▶ _Material supplied_:
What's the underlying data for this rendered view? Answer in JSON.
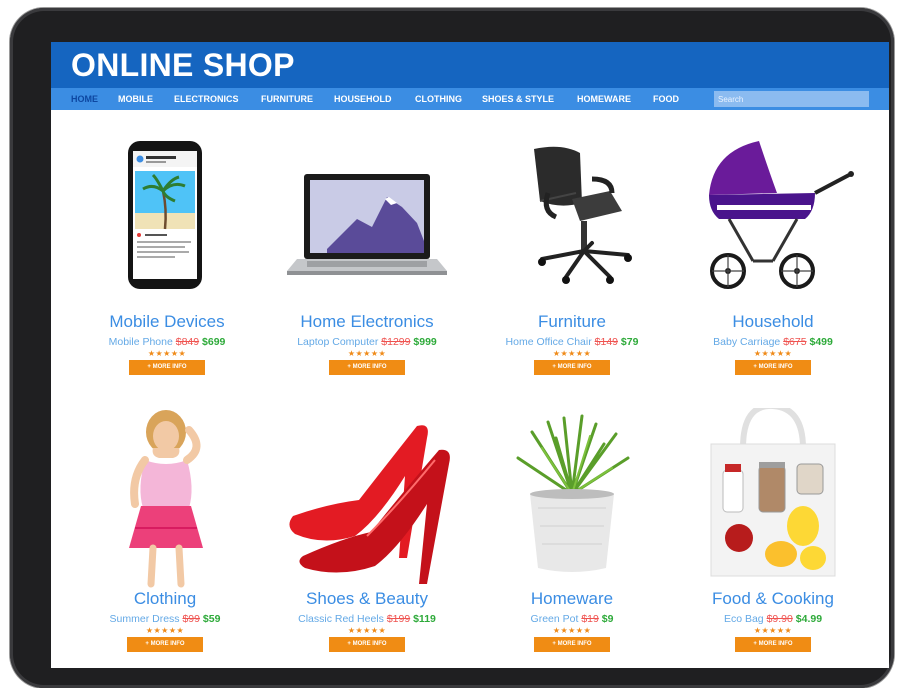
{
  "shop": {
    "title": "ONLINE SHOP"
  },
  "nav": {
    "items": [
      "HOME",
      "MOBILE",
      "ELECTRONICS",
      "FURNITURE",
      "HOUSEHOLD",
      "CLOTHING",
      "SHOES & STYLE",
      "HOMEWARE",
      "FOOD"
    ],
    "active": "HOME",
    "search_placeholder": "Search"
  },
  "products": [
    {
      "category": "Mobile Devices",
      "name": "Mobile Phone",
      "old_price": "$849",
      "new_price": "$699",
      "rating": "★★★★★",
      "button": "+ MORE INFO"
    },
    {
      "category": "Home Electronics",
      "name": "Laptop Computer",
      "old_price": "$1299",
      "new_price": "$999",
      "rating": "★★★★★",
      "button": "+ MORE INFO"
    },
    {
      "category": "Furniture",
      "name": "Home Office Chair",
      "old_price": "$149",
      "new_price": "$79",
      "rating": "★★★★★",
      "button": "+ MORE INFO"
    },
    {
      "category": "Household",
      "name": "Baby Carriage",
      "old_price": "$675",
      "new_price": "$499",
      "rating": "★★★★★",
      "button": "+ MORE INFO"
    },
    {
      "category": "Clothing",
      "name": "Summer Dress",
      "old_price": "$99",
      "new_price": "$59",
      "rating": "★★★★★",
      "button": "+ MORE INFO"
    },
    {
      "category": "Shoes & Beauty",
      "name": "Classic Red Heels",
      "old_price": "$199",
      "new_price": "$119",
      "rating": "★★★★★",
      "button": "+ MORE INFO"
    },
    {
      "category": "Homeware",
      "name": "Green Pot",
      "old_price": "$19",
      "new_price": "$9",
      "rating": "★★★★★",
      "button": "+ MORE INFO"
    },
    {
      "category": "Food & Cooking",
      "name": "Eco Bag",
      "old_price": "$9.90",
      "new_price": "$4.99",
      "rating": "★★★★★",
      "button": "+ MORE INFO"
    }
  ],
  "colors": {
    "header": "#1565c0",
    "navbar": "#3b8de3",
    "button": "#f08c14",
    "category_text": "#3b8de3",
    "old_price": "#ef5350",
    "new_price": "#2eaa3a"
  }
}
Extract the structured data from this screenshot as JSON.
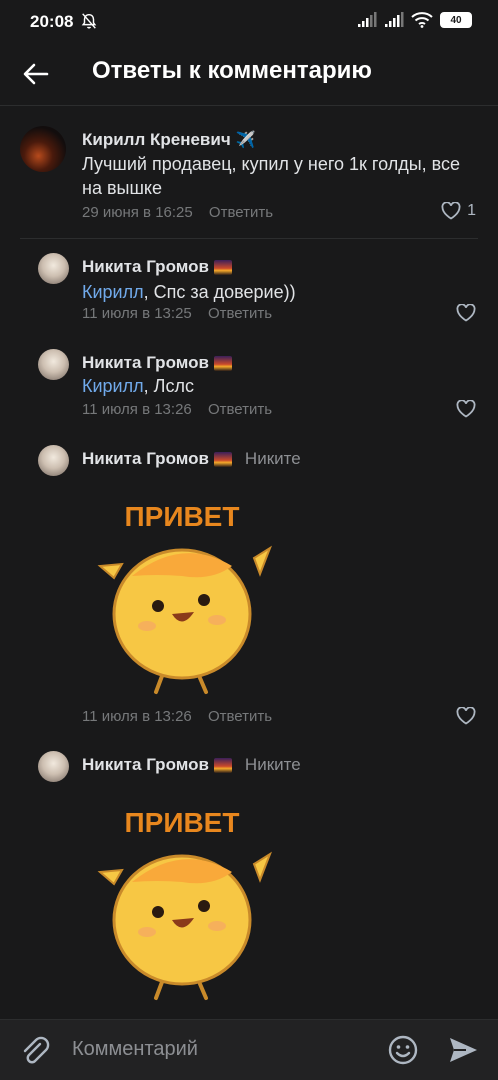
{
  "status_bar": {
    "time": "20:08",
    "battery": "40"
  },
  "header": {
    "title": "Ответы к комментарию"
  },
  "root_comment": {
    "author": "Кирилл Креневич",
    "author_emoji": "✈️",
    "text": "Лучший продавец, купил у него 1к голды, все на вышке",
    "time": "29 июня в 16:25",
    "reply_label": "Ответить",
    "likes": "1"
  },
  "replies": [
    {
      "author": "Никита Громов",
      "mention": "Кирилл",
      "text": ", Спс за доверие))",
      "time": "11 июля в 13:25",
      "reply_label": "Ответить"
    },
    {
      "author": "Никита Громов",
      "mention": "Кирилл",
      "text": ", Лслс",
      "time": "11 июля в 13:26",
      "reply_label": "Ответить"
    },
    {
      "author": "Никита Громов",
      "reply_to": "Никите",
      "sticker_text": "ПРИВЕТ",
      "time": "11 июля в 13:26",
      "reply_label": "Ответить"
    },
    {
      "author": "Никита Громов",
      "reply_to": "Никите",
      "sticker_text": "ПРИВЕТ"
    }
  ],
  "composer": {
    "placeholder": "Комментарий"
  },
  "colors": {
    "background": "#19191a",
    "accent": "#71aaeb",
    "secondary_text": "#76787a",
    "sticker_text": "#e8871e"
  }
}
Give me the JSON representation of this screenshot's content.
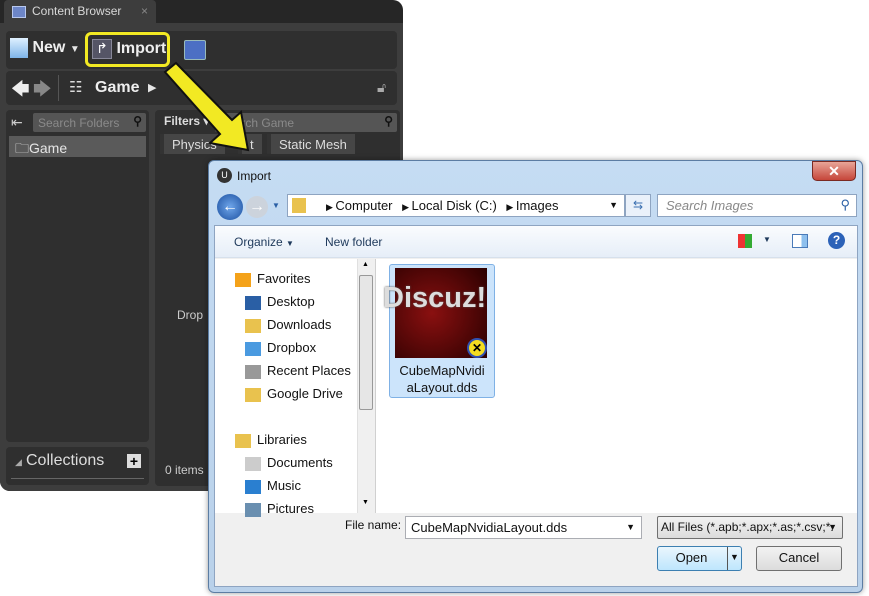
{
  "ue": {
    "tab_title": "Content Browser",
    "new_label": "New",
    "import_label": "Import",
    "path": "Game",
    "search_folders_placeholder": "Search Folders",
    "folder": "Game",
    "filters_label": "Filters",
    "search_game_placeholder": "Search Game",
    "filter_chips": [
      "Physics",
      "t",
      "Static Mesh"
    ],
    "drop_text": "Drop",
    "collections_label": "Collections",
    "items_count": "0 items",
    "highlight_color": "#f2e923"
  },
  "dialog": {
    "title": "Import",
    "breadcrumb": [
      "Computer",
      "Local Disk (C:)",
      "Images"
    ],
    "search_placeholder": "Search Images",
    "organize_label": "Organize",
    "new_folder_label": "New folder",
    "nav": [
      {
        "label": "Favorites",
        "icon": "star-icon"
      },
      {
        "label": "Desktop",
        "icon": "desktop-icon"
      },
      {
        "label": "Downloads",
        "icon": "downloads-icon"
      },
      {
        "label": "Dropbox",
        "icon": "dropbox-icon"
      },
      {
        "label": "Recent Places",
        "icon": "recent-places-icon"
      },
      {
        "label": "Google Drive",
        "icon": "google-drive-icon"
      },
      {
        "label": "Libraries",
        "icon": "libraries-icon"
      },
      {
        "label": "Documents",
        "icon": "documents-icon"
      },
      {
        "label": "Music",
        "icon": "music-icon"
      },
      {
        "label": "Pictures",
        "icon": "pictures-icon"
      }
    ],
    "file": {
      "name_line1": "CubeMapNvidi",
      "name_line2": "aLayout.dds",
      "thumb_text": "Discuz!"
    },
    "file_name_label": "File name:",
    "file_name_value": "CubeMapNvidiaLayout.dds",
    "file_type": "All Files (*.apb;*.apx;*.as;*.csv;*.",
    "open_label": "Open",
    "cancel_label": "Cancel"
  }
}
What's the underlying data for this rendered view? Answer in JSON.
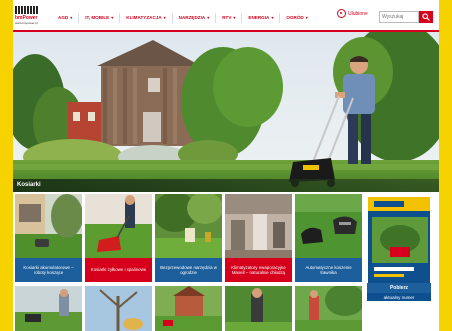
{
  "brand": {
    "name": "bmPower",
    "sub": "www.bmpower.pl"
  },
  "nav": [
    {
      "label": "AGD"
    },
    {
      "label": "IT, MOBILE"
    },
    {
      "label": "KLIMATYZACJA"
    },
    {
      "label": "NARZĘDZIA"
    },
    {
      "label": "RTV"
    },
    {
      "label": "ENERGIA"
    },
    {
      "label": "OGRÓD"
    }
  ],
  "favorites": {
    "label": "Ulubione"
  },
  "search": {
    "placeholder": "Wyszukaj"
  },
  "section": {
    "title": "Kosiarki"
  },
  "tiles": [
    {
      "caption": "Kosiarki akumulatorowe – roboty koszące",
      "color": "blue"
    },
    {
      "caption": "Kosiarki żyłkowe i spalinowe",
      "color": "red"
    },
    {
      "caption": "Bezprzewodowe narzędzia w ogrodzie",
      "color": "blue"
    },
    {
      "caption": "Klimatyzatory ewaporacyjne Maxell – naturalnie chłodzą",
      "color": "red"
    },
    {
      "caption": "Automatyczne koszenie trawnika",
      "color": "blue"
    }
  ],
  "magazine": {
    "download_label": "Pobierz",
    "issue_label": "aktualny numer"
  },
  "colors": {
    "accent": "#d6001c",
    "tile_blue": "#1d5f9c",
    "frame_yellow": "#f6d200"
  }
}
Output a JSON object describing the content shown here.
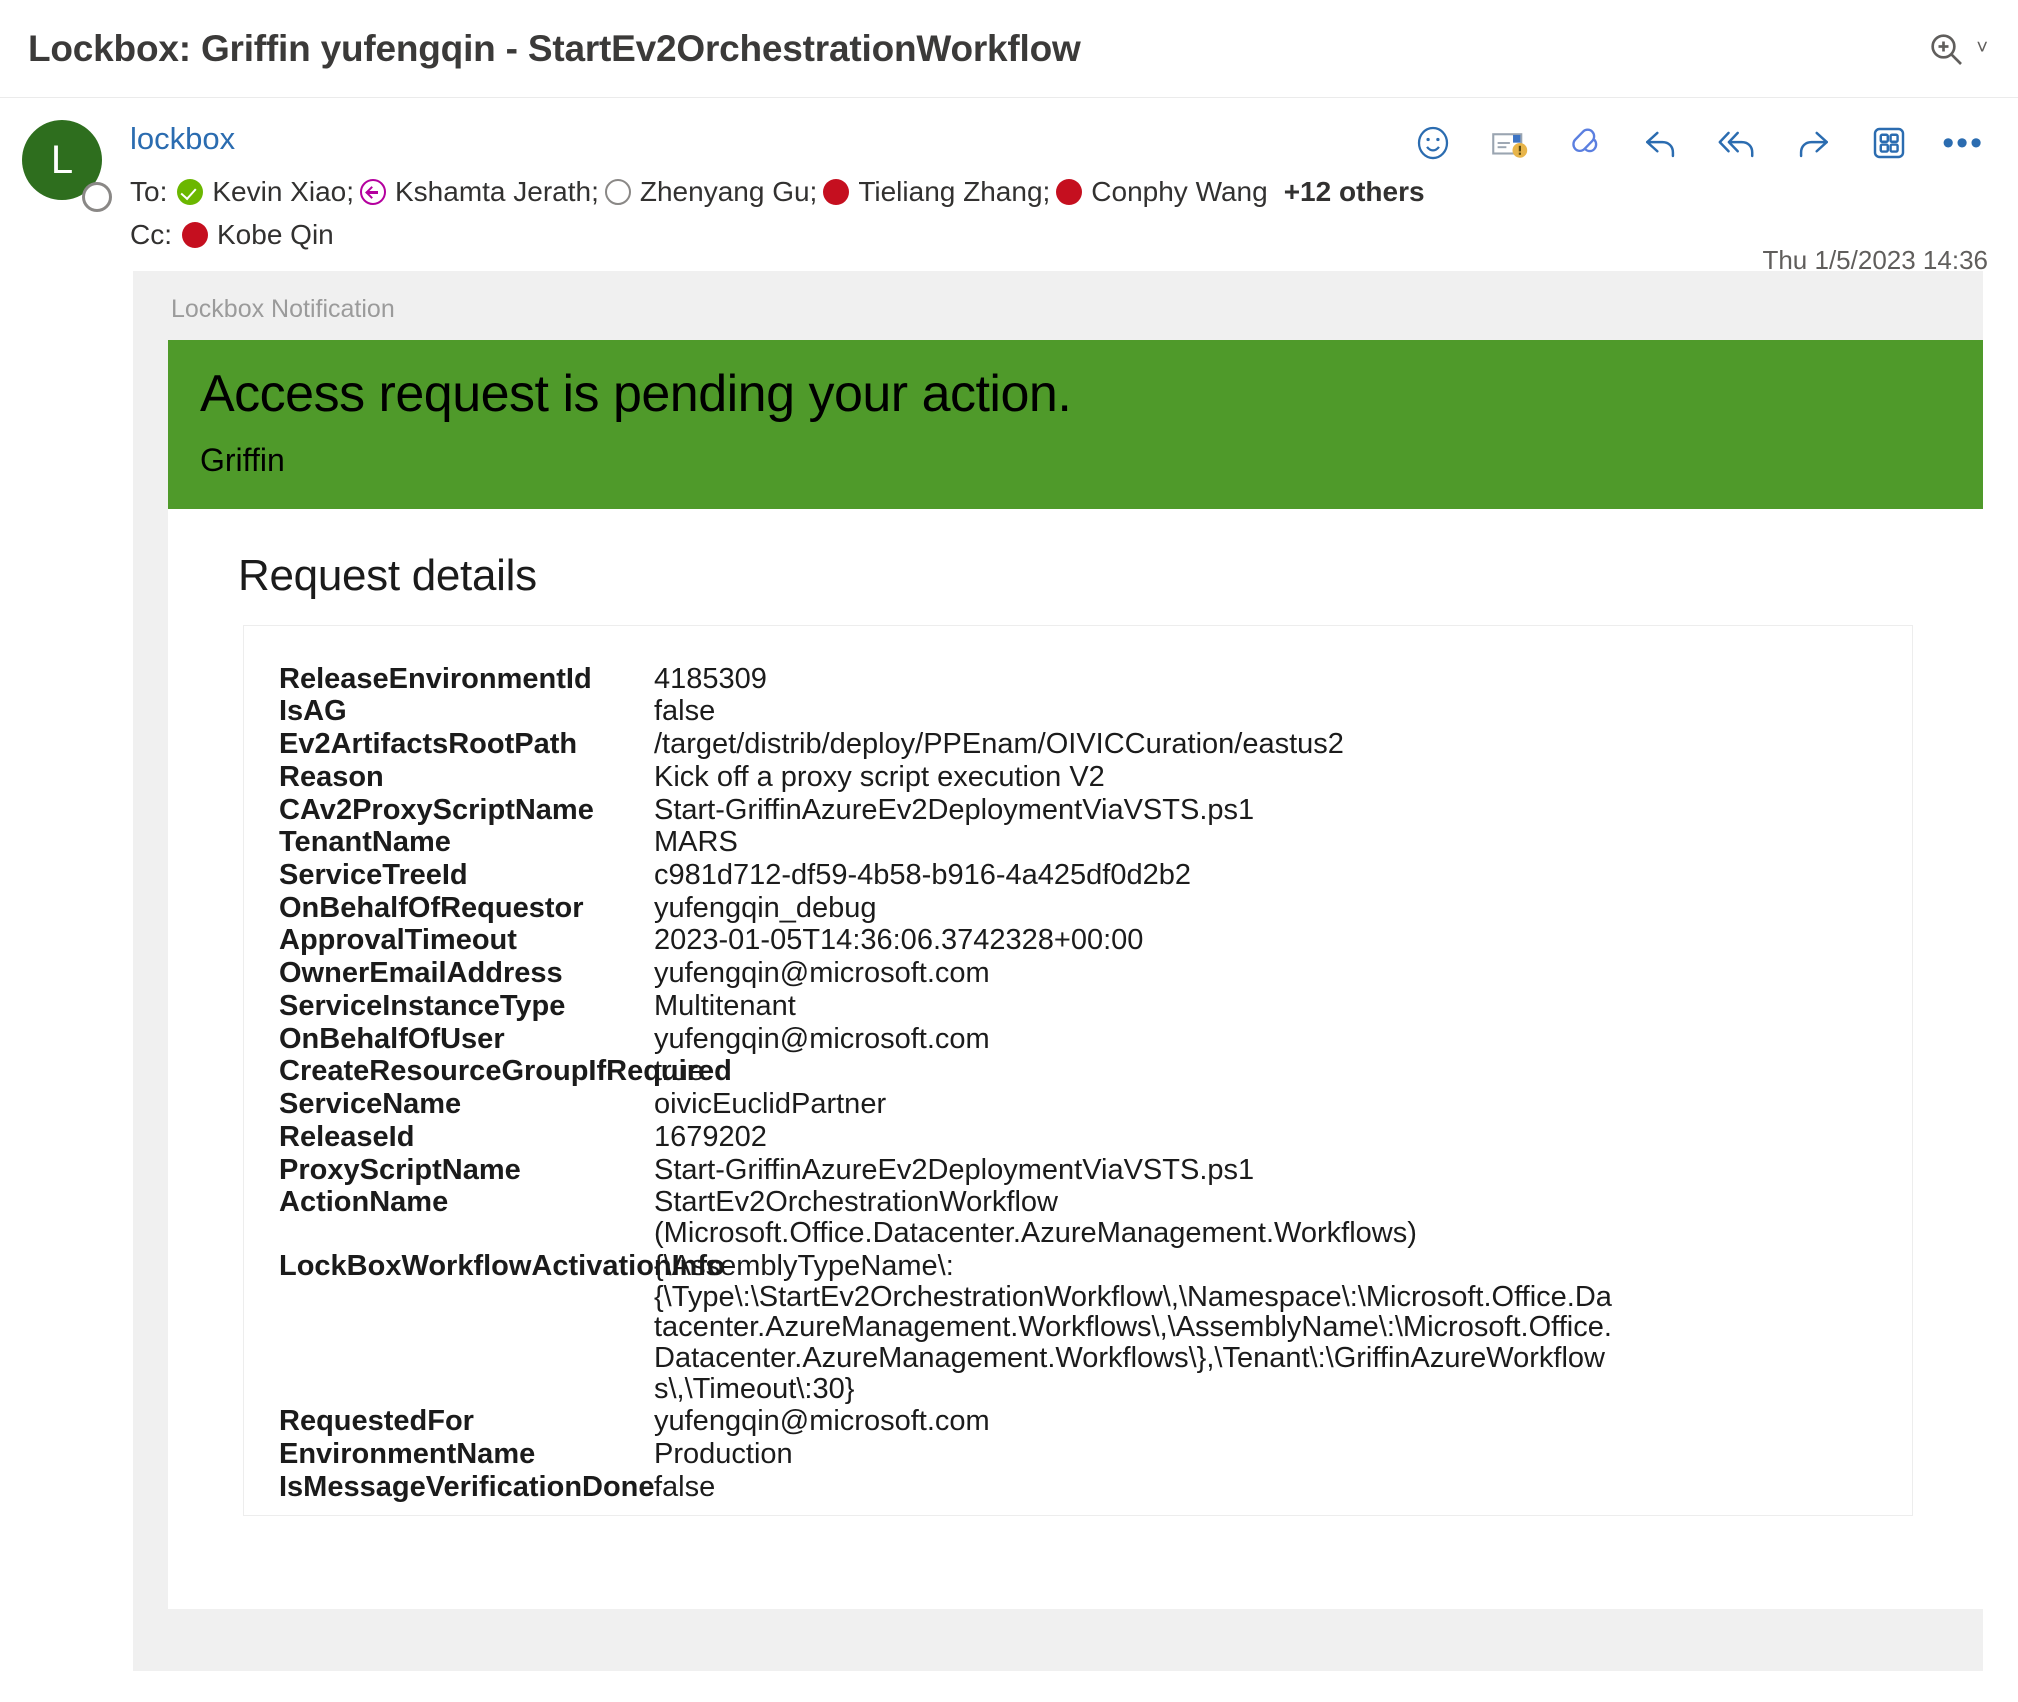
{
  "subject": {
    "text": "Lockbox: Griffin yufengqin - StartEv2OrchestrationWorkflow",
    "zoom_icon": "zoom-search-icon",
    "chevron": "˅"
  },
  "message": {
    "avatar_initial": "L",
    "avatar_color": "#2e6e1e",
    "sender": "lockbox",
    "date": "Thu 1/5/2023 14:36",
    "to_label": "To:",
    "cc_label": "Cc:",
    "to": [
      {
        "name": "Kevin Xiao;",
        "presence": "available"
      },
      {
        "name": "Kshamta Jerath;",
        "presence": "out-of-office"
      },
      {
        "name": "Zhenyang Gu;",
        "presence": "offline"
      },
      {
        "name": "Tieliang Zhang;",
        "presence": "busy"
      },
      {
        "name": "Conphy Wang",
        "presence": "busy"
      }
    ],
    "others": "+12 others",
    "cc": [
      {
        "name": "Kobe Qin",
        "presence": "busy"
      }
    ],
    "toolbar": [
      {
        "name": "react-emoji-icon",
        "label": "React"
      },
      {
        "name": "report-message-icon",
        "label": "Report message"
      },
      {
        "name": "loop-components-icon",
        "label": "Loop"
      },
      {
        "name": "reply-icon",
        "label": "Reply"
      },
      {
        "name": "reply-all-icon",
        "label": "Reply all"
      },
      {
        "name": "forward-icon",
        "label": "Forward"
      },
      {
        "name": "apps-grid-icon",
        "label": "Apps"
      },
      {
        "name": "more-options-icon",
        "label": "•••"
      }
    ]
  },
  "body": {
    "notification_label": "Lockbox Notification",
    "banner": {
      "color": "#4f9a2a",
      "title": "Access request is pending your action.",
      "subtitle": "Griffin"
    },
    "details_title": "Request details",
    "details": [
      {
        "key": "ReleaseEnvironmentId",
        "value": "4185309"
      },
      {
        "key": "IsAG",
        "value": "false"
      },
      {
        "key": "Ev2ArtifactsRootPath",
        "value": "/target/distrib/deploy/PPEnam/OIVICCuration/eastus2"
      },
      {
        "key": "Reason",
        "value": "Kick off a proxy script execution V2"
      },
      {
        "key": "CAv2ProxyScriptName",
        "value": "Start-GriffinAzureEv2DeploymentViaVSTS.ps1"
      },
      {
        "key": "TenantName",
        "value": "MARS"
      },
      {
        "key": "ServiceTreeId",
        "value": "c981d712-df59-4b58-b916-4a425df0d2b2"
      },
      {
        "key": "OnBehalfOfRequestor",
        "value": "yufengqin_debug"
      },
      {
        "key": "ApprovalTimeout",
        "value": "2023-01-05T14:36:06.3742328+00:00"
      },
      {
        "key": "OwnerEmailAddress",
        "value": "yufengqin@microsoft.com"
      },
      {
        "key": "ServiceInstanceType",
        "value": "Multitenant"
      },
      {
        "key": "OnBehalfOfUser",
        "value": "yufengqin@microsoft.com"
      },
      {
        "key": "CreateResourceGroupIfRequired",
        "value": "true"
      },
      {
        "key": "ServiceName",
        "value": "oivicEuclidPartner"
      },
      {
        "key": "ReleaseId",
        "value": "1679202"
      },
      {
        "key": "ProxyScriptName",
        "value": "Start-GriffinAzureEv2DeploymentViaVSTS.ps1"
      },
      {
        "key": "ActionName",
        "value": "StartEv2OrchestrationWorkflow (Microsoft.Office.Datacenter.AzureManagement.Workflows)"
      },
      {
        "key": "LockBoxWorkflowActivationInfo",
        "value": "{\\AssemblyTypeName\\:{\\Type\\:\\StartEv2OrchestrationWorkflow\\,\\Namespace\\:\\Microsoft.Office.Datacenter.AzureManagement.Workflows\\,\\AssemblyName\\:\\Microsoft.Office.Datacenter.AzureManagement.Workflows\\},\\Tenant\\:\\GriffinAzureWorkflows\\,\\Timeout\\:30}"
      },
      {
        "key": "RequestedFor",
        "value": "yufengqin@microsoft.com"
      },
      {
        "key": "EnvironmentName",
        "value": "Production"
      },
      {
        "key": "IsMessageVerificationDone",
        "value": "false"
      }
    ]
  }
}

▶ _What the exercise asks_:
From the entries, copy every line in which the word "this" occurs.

▶ _Exercise answer_:
What's the underlying data for this rendered view? Answer in JSON.
Extract the structured data from this screenshot as JSON.
Give me the JSON representation of this screenshot's content.
What's the underlying data for this rendered view? Answer in JSON.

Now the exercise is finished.